I was first into the boardroom, pitching to five industry judges: director Frances Annan, script guru Justine Hart, film critic Linda Marric, director and games/VFX giant Rob McLellan and Jon Wardle, director of the NFTS. There were a dozen or so others in the room — funders, partners, friends of the competition — a much bigger crowd than I’d expected, but it didn’t trouble me. I don’t know what happened, but the moment I stepped into the room, my nerves melted away. I found the place I needed to be. The words flowed. It was definitely the best I’d done the presentation, but more than that — I loved it. I loved every second. I wanted to stay.
Then it was done. I walked out of the boardroom in a state of total calm, knowing I couldn’t have done more. Whether or not I made the cut and returned for day two, I was at total peace with what came next. I was honestly in a state of something like euphoria — walking on clouds.
I spent the rest of the day bouncing off my fellow finalists and dipping into some illuminating industry seminars — one with agent Andrew Mills and another with writer/director Stuart Hazeldine, both hosted by the excellent Nev Pierce — and drinking more coffee. Here’s me and that Gromit in between times:
Near the end of the day, the judges went off to deliberate on which three finalists they wanted to pitch again on day two. While they battled it out, we watched White Gold, the film from previous winner Luke Bradford, which was tremendous, and then they made the announcement:
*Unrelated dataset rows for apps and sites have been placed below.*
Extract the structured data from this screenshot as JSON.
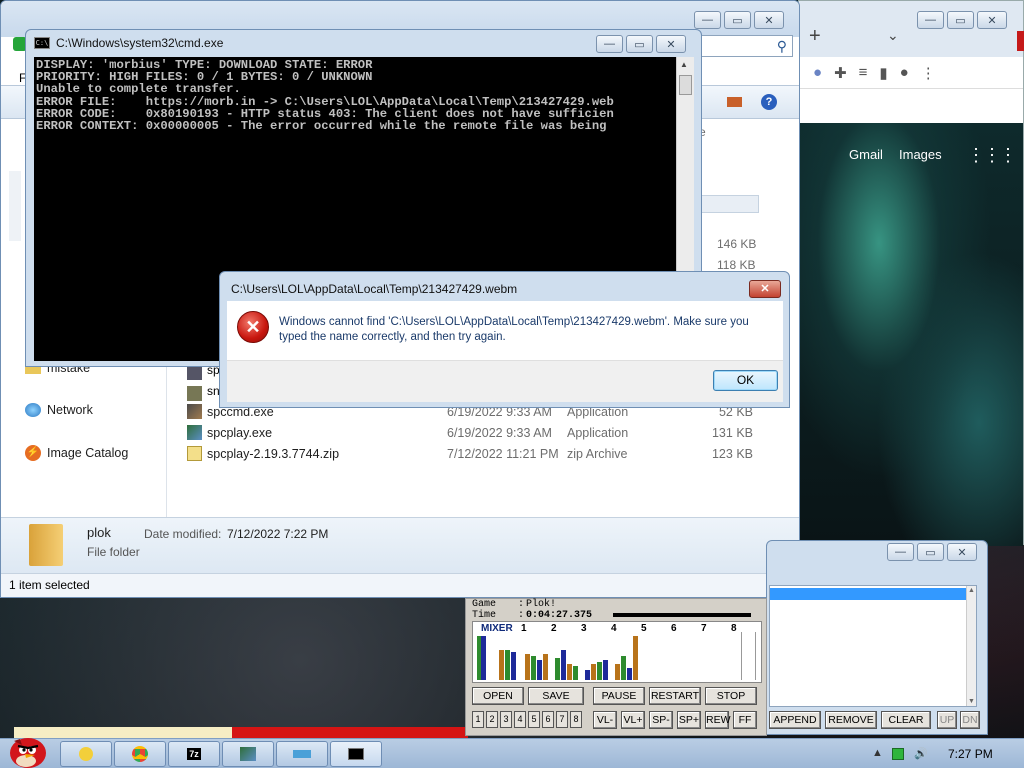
{
  "chrome": {
    "new_tab": "+",
    "tab_dropdown": "⌄",
    "toolbar_icons": [
      "extension-icon",
      "reading-list-icon",
      "side-panel-icon",
      "profile-icon",
      "menu-icon"
    ],
    "gmail": "Gmail",
    "images": "Images",
    "apps": "⋮⋮⋮",
    "controls": {
      "minimize": "—",
      "maximize": "▭",
      "close": "✕"
    }
  },
  "explorer": {
    "menu_letter": "F",
    "view_col": "e",
    "nav": [
      {
        "label": "mistake",
        "icon": "folder-icon"
      },
      {
        "label": "Network",
        "icon": "network-icon"
      },
      {
        "label": "Image Catalog",
        "icon": "image-catalog-icon"
      }
    ],
    "sizes_top": [
      "146 KB",
      "118 KB"
    ],
    "partial_names": [
      "sp",
      "sn"
    ],
    "files": [
      {
        "name": "spccmd.exe",
        "date": "6/19/2022 9:33 AM",
        "type": "Application",
        "size": "52 KB",
        "icon": "exe-icon"
      },
      {
        "name": "spcplay.exe",
        "date": "6/19/2022 9:33 AM",
        "type": "Application",
        "size": "131 KB",
        "icon": "exe-icon"
      },
      {
        "name": "spcplay-2.19.3.7744.zip",
        "date": "7/12/2022 11:21 PM",
        "type": "zip Archive",
        "size": "123 KB",
        "icon": "zip-icon"
      }
    ],
    "details": {
      "name": "plok",
      "modified_label": "Date modified:",
      "modified": "7/12/2022 7:22 PM",
      "kind": "File folder"
    },
    "status": "1 item selected",
    "controls": {
      "minimize": "—",
      "maximize": "▭",
      "close": "✕"
    }
  },
  "cmd": {
    "title": "C:\\Windows\\system32\\cmd.exe",
    "icon_text": "C:\\",
    "lines": [
      "DISPLAY: 'morbius' TYPE: DOWNLOAD STATE: ERROR",
      "PRIORITY: HIGH FILES: 0 / 1 BYTES: 0 / UNKNOWN",
      "Unable to complete transfer.",
      "ERROR FILE:    https://morb.in -> C:\\Users\\LOL\\AppData\\Local\\Temp\\213427429.web",
      "ERROR CODE:    0x80190193 - HTTP status 403: The client does not have sufficien",
      "ERROR CONTEXT: 0x00000005 - The error occurred while the remote file was being"
    ],
    "controls": {
      "minimize": "—",
      "maximize": "▭",
      "close": "✕"
    }
  },
  "dialog": {
    "title": "C:\\Users\\LOL\\AppData\\Local\\Temp\\213427429.webm",
    "message": "Windows cannot find 'C:\\Users\\LOL\\AppData\\Local\\Temp\\213427429.webm'. Make sure you typed the name correctly, and then try again.",
    "ok": "OK",
    "close": "✕"
  },
  "playlist": {
    "controls": {
      "minimize": "—",
      "maximize": "▭",
      "close": "✕"
    },
    "append": "APPEND",
    "remove": "REMOVE",
    "clear": "CLEAR",
    "up": "UP",
    "dn": "DN"
  },
  "spc": {
    "game_label": "Game",
    "game_value": "Plok!",
    "time_label": "Time",
    "time_value": "0:04:27.375",
    "mixer_label": "MIXER",
    "channels": [
      "1",
      "2",
      "3",
      "4",
      "5",
      "6",
      "7",
      "8"
    ],
    "buttons": {
      "open": "OPEN",
      "save": "SAVE",
      "pause": "PAUSE",
      "restart": "RESTART",
      "stop": "STOP",
      "vl_minus": "VL-",
      "vl_plus": "VL+",
      "sp_minus": "SP-",
      "sp_plus": "SP+",
      "rew": "REW",
      "ff": "FF"
    },
    "channel_toggles": [
      "1",
      "2",
      "3",
      "4",
      "5",
      "6",
      "7",
      "8"
    ]
  },
  "taskbar": {
    "clock": "7:27 PM",
    "tray_arrow": "▲",
    "speaker": "🔊"
  }
}
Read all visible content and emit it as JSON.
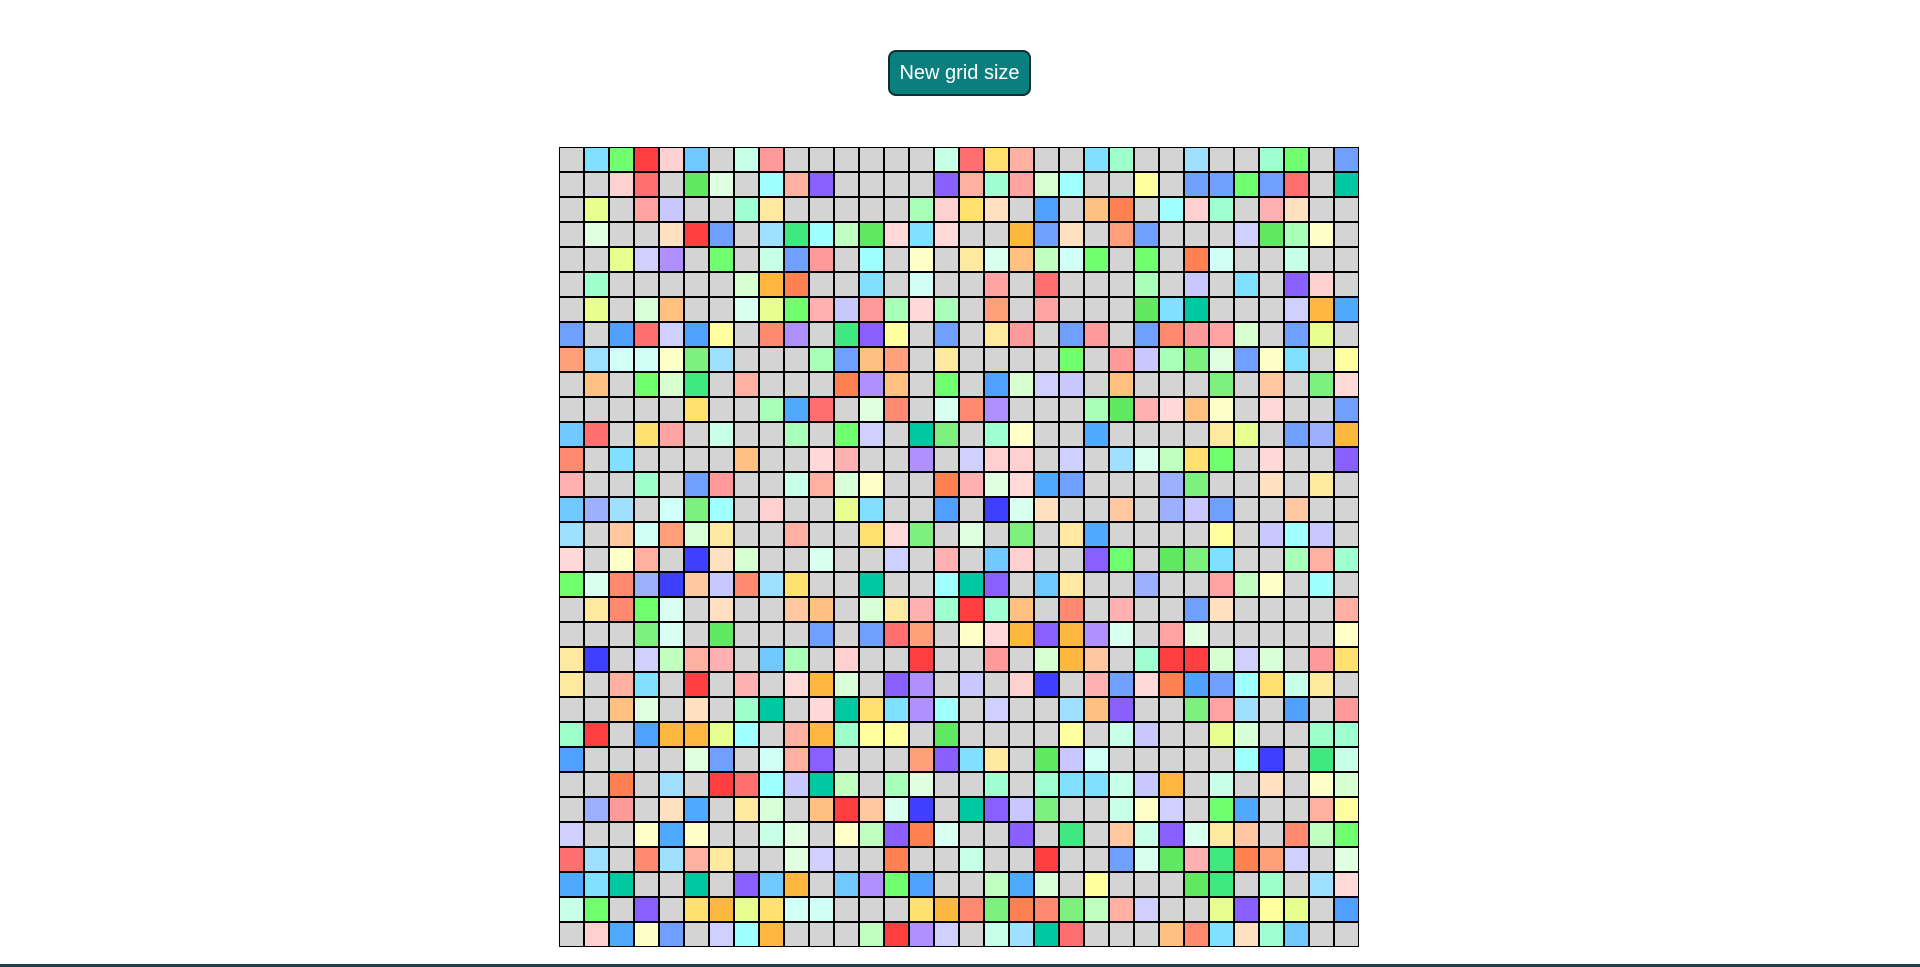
{
  "button": {
    "label": "New grid size"
  },
  "grid": {
    "size": 32,
    "colors": {
      "default": "#d4d4d4",
      "border": "#000000",
      "palette": [
        "#ffa3a3",
        "#7df07d",
        "#ffa07a",
        "#d4d4d4",
        "#d0d0ff",
        "#ffd0d0",
        "#c8ffe8",
        "#d8ffd8",
        "#a0ffff",
        "#9cb0ff",
        "#a8ffb8",
        "#9cffcc",
        "#70c8ff",
        "#ffffa0",
        "#d8ffd0",
        "#ffd8d8",
        "#d0fff8",
        "#e0ffe0",
        "#d8fff0",
        "#6fff6f",
        "#6f9fff",
        "#ffc8a0",
        "#ffe070",
        "#c8c8ff",
        "#c0ffc0",
        "#ffffc8",
        "#ff9a9a",
        "#a0ffd0",
        "#ffe0c0",
        "#a0e0ff",
        "#b090ff",
        "#ffb0b0",
        "#ffe8a0",
        "#ff8a70",
        "#ffc080",
        "#6fa0ff",
        "#3f3fff",
        "#ff6f6f",
        "#8a5fff",
        "#00c8a0",
        "#4faaff",
        "#ff3f3f",
        "#ffb83f",
        "#ff8050",
        "#50a0ff",
        "#40e880",
        "#60e860",
        "#7fe0ff",
        "#ffb0a0",
        "#e8ff8f"
      ]
    }
  }
}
Astonished doesn’t come close. I’d been ready to go home with my head held high, and it was truly flabbergasting to be asked to pitch again. Judges Rob and Linda gave me some great notes — I grabbed some food and some fizz at the 10-year celebration of The Pitch — and then I got back to work. Between 9pm and 2am, I rewrote the first two-thirds of the film, adjusting a host of things along the way, and prepared another slideshow. I woke at 5am, had a shower, edited my ideas, grabbed some breakfast and practiced again and again.
Back to the boardroom. Back to the panel. My final pitch was 20 minutes or so, and once again, I knew I couldn’t have done it any better. The questions were much sharper this time, and I fought my corner with all faith in my film. When it was done, I walked out with that same sense of rightness and completeness. It felt like where I needed to be — a validation for the massive shake-up I’d given myself. I hadn’t realised how badly I’d needed that.
Paul pitched second. Anderson pitched third. At each stage in between, we talked, joked, hugged. These are friends now. The competition has never felt like a competition. At every stage, it’s felt collaborative and collegiate and incredibly supportive.
Time to announce the winner. After the thanks, the acknowledgements, the good wishes, first prize went to…
…and honestly, I couldn’t have been happier. It was a brilliant decision for a brilliant guy and a brilliant film, and I’m so excited to see what he does with it. It was such a privilege to run him and Anderson so close, to spend so long in their company and in the competition. This has been such an opportunity and I’ve learned so much. Even now, I’m thrilled with every part of taking part.
I brought home a wicked trophy and a head full of ideas. On the train I outlined another short film, and I haven’t really stopped since. I’ve now finished eight shorts and I’m beginning to outline a feature. I’m talking through a couple of TV shows with my friend Banks. This may not be my path forever, but right now? It’ll do fine.
Last week, Luke from The Pitch gave me a ring — now the dust has settled, they’ve found a little bit of budget for developing my idea further. For the next 18 months, I remain part of The Pitch, seeing where Merrily takes me next. I have a few ideas, big and small.
We haven’t reached the end of the road just yet…